Required action | The reply is to contain the full listing, repeated exactly, with pictures left out.

The data |
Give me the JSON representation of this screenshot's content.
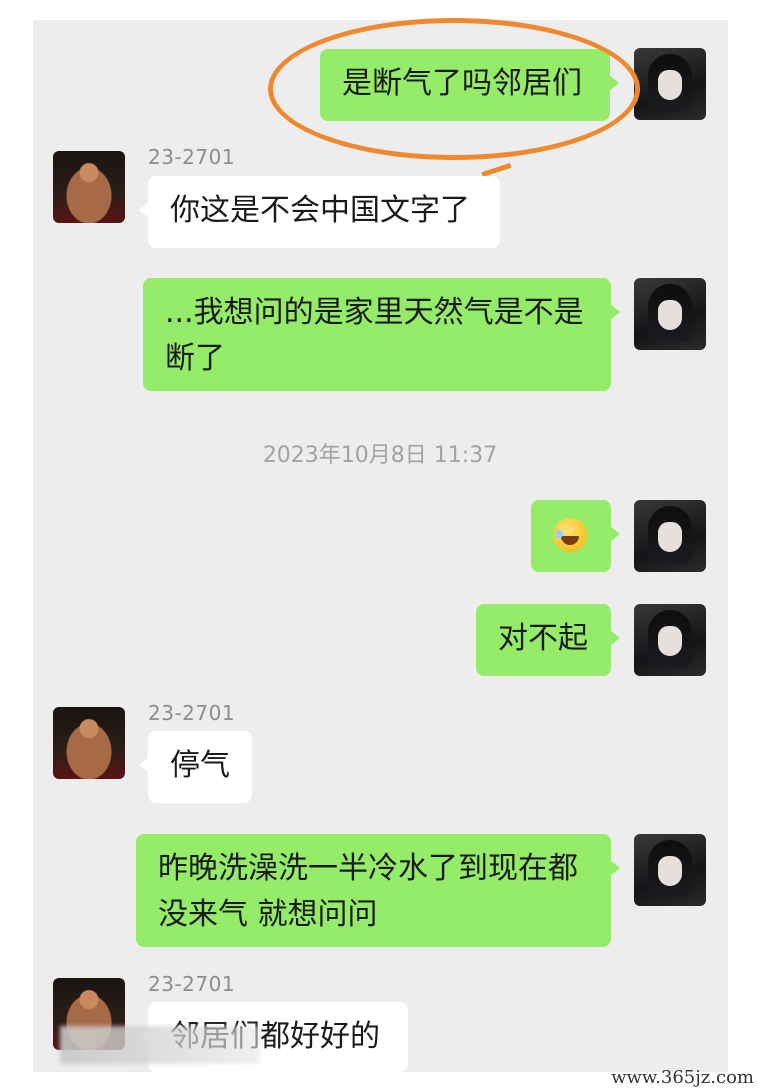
{
  "messages": [
    {
      "sender": "",
      "text": "是断气了吗邻居们"
    },
    {
      "sender": "23-2701",
      "text": "你这是不会中国文字了"
    },
    {
      "sender": "",
      "line1": "...我想问的是家里天然气是不是",
      "line2": "断了"
    },
    {
      "sender": "",
      "emoji": "face-with-tears-of-joy-icon"
    },
    {
      "sender": "",
      "text": "对不起"
    },
    {
      "sender": "23-2701",
      "text": "停气"
    },
    {
      "sender": "",
      "line1": "昨晚洗澡洗一半冷水了到现在都",
      "line2": "没来气 就想问问"
    },
    {
      "sender": "23-2701",
      "text": "邻居们都好好的"
    }
  ],
  "timestamp": "2023年10月8日 11:37",
  "watermark": "www.365jz.com",
  "colors": {
    "chat_background": "#ededed",
    "outgoing_bubble": "#95ec69",
    "incoming_bubble": "#ffffff",
    "highlight_ring": "#f0882f"
  }
}
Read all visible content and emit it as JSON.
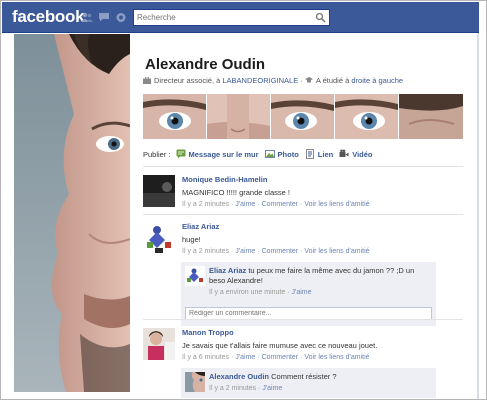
{
  "topbar": {
    "logo": "facebook",
    "search_placeholder": "Recherche",
    "jewels": [
      "friend-requests-icon",
      "messages-icon",
      "notifications-icon"
    ]
  },
  "profile": {
    "name": "Alexandre Oudin",
    "job_prefix": "Directeur associé, à",
    "company": "LABANDEORIGINALE",
    "studied_prefix": "A étudié à",
    "school": "droite à gauche"
  },
  "composer": {
    "label": "Publier :",
    "options": [
      "Message sur le mur",
      "Photo",
      "Lien",
      "Vidéo"
    ]
  },
  "posts": [
    {
      "author": "Monique Bedin-Hamelin",
      "text": "MAGNIFICO !!!!! grande classe !",
      "time": "Il y a 2 minutes",
      "like": "J'aime",
      "comment": "Commenter",
      "friendship": "Voir les liens d'amitié"
    },
    {
      "author": "Eliaz Ariaz",
      "text": "huge!",
      "time": "Il y a 2 minutes",
      "like": "J'aime",
      "comment": "Commenter",
      "friendship": "Voir les liens d'amitié",
      "reply": {
        "author": "Eliaz Ariaz",
        "text": "tu peux me faire la même avec du jamon ?? ;D un beso Alexandre!",
        "time": "Il y a environ une minute",
        "like": "J'aime"
      },
      "comment_placeholder": "Rédiger un commentaire..."
    },
    {
      "author": "Manon Troppo",
      "text": "Je savais que t'allais faire mumuse avec ce nouveau jouet.",
      "time": "Il y a 6 minutes",
      "like": "J'aime",
      "comment": "Commenter",
      "friendship": "Voir les liens d'amitié",
      "reply": {
        "author": "Alexandre Oudin",
        "text": "Comment résister ?",
        "time": "Il y a 2 minutes",
        "like": "J'aime"
      }
    }
  ],
  "colors": {
    "brand": "#3b5998",
    "link": "#3b5998",
    "comment_bg": "#edeff4"
  }
}
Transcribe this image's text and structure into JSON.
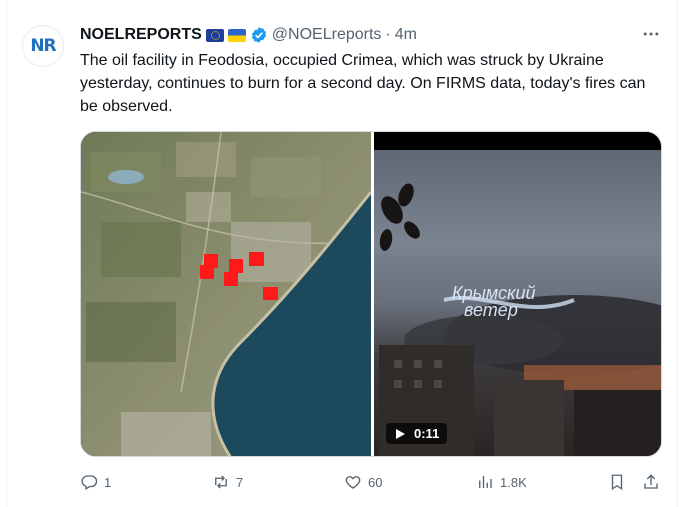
{
  "author": {
    "avatar_initials": "NR",
    "name": "NOELREPORTS",
    "handle": "@NOELreports",
    "separator": "·",
    "time": "4m",
    "verified": true
  },
  "tweet": {
    "text": "The oil facility in Feodosia, occupied Crimea, which was struck by Ukraine yesterday, continues to burn for a second day. On FIRMS data, today's fires can be observed."
  },
  "media": {
    "video": {
      "duration": "0:11",
      "watermark_line1": "Крымский",
      "watermark_line2": "ветер"
    }
  },
  "actions": {
    "replies": "1",
    "reposts": "7",
    "likes": "60",
    "views": "1.8K"
  },
  "colors": {
    "text": "#0f1419",
    "secondary": "#536471",
    "verified": "#1d9bf0",
    "fire_marker": "#ff1a1a",
    "sea": "#1c4a5c"
  },
  "icons": [
    "more-icon",
    "reply-icon",
    "repost-icon",
    "like-icon",
    "views-icon",
    "bookmark-icon",
    "share-icon",
    "play-icon",
    "verified-icon"
  ]
}
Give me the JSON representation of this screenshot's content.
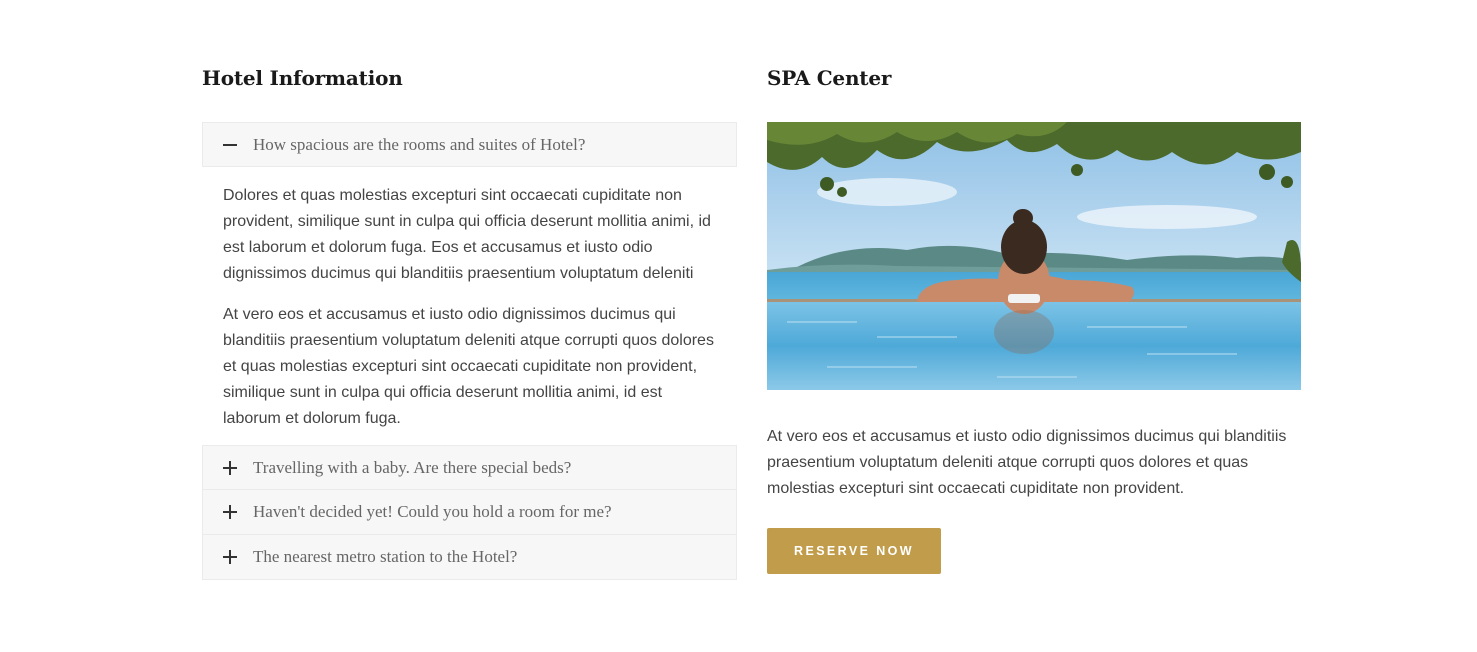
{
  "hotel_info": {
    "title": "Hotel Information",
    "items": [
      {
        "question": "How spacious are the rooms and suites of Hotel?",
        "state": "open",
        "icon": "minus-icon",
        "paragraphs": [
          "Dolores et quas molestias excepturi sint occaecati cupiditate non provident, similique sunt in culpa qui officia deserunt mollitia animi, id est laborum et dolorum fuga. Eos et accusamus et iusto odio dignissimos ducimus qui blanditiis praesentium voluptatum deleniti",
          "At vero eos et accusamus et iusto odio dignissimos ducimus qui blanditiis praesentium voluptatum deleniti atque corrupti quos dolores et quas molestias excepturi sint occaecati cupiditate non provident, similique sunt in culpa qui officia deserunt mollitia animi, id est laborum et dolorum fuga."
        ]
      },
      {
        "question": "Travelling with a baby. Are there special beds?",
        "state": "closed",
        "icon": "plus-icon"
      },
      {
        "question": "Haven't decided yet! Could you hold a room for me?",
        "state": "closed",
        "icon": "plus-icon"
      },
      {
        "question": "The nearest metro station to the Hotel?",
        "state": "closed",
        "icon": "plus-icon"
      }
    ]
  },
  "spa": {
    "title": "SPA Center",
    "image_description_icon": "pool-photo",
    "text": "At vero eos et accusamus et iusto odio dignissimos ducimus qui blanditiis praesentium voluptatum deleniti atque corrupti quos dolores et quas molestias excepturi sint occaecati cupiditate non provident.",
    "button_label": "RESERVE NOW"
  },
  "colors": {
    "accent": "#c19c4a",
    "heading": "#1a1a1a",
    "body_text": "#444444",
    "accordion_bg": "#f7f7f7"
  }
}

Answer for this exercise |
Give me the JSON representation of this screenshot's content.
{
  "messages": [
    {
      "sender": "",
      "text": "是断气了吗邻居们"
    },
    {
      "sender": "23-2701",
      "text": "你这是不会中国文字了"
    },
    {
      "sender": "",
      "line1": "...我想问的是家里天然气是不是",
      "line2": "断了"
    },
    {
      "sender": "",
      "emoji": "face-with-tears-of-joy-icon"
    },
    {
      "sender": "",
      "text": "对不起"
    },
    {
      "sender": "23-2701",
      "text": "停气"
    },
    {
      "sender": "",
      "line1": "昨晚洗澡洗一半冷水了到现在都",
      "line2": "没来气 就想问问"
    },
    {
      "sender": "23-2701",
      "text": "邻居们都好好的"
    }
  ],
  "timestamp": "2023年10月8日 11:37",
  "watermark": "www.365jz.com",
  "colors": {
    "chat_background": "#ededed",
    "outgoing_bubble": "#95ec69",
    "incoming_bubble": "#ffffff",
    "highlight_ring": "#f0882f"
  }
}
Read all visible content and emit it as JSON.
{
  "topbar": {
    "logo": "facebook",
    "search_placeholder": "Recherche",
    "jewels": [
      "friend-requests-icon",
      "messages-icon",
      "notifications-icon"
    ]
  },
  "profile": {
    "name": "Alexandre Oudin",
    "job_prefix": "Directeur associé, à",
    "company": "LABANDEORIGINALE",
    "studied_prefix": "A étudié à",
    "school": "droite à gauche"
  },
  "composer": {
    "label": "Publier :",
    "options": [
      "Message sur le mur",
      "Photo",
      "Lien",
      "Vidéo"
    ]
  },
  "posts": [
    {
      "author": "Monique Bedin-Hamelin",
      "text": "MAGNIFICO !!!!! grande classe !",
      "time": "Il y a 2 minutes",
      "like": "J'aime",
      "comment": "Commenter",
      "friendship": "Voir les liens d'amitié"
    },
    {
      "author": "Eliaz Ariaz",
      "text": "huge!",
      "time": "Il y a 2 minutes",
      "like": "J'aime",
      "comment": "Commenter",
      "friendship": "Voir les liens d'amitié",
      "reply": {
        "author": "Eliaz Ariaz",
        "text": "tu peux me faire la même avec du jamon ?? ;D un beso Alexandre!",
        "time": "Il y a environ une minute",
        "like": "J'aime"
      },
      "comment_placeholder": "Rédiger un commentaire..."
    },
    {
      "author": "Manon Troppo",
      "text": "Je savais que t'allais faire mumuse avec ce nouveau jouet.",
      "time": "Il y a 6 minutes",
      "like": "J'aime",
      "comment": "Commenter",
      "friendship": "Voir les liens d'amitié",
      "reply": {
        "author": "Alexandre Oudin",
        "text": "Comment résister ?",
        "time": "Il y a 2 minutes",
        "like": "J'aime"
      }
    }
  ],
  "colors": {
    "brand": "#3b5998",
    "link": "#3b5998",
    "comment_bg": "#edeff4"
  }
}
Transcribe this image's text and structure into JSON.
{
  "author": {
    "avatar_initials": "NR",
    "name": "NOELREPORTS",
    "handle": "@NOELreports",
    "separator": "·",
    "time": "4m",
    "verified": true
  },
  "tweet": {
    "text": "The oil facility in Feodosia, occupied Crimea, which was struck by Ukraine yesterday, continues to burn for a second day. On FIRMS data, today's fires can be observed."
  },
  "media": {
    "video": {
      "duration": "0:11",
      "watermark_line1": "Крымский",
      "watermark_line2": "ветер"
    }
  },
  "actions": {
    "replies": "1",
    "reposts": "7",
    "likes": "60",
    "views": "1.8K"
  },
  "colors": {
    "text": "#0f1419",
    "secondary": "#536471",
    "verified": "#1d9bf0",
    "fire_marker": "#ff1a1a",
    "sea": "#1c4a5c"
  },
  "icons": [
    "more-icon",
    "reply-icon",
    "repost-icon",
    "like-icon",
    "views-icon",
    "bookmark-icon",
    "share-icon",
    "play-icon",
    "verified-icon"
  ]
}
Give me the JSON representation of this screenshot's content.
{
  "hotel_info": {
    "title": "Hotel Information",
    "items": [
      {
        "question": "How spacious are the rooms and suites of Hotel?",
        "state": "open",
        "icon": "minus-icon",
        "paragraphs": [
          "Dolores et quas molestias excepturi sint occaecati cupiditate non provident, similique sunt in culpa qui officia deserunt mollitia animi, id est laborum et dolorum fuga. Eos et accusamus et iusto odio dignissimos ducimus qui blanditiis praesentium voluptatum deleniti",
          "At vero eos et accusamus et iusto odio dignissimos ducimus qui blanditiis praesentium voluptatum deleniti atque corrupti quos dolores et quas molestias excepturi sint occaecati cupiditate non provident, similique sunt in culpa qui officia deserunt mollitia animi, id est laborum et dolorum fuga."
        ]
      },
      {
        "question": "Travelling with a baby. Are there special beds?",
        "state": "closed",
        "icon": "plus-icon"
      },
      {
        "question": "Haven't decided yet! Could you hold a room for me?",
        "state": "closed",
        "icon": "plus-icon"
      },
      {
        "question": "The nearest metro station to the Hotel?",
        "state": "closed",
        "icon": "plus-icon"
      }
    ]
  },
  "spa": {
    "title": "SPA Center",
    "image_description_icon": "pool-photo",
    "text": "At vero eos et accusamus et iusto odio dignissimos ducimus qui blanditiis praesentium voluptatum deleniti atque corrupti quos dolores et quas molestias excepturi sint occaecati cupiditate non provident.",
    "button_label": "RESERVE NOW"
  },
  "colors": {
    "accent": "#c19c4a",
    "heading": "#1a1a1a",
    "body_text": "#444444",
    "accordion_bg": "#f7f7f7"
  }
}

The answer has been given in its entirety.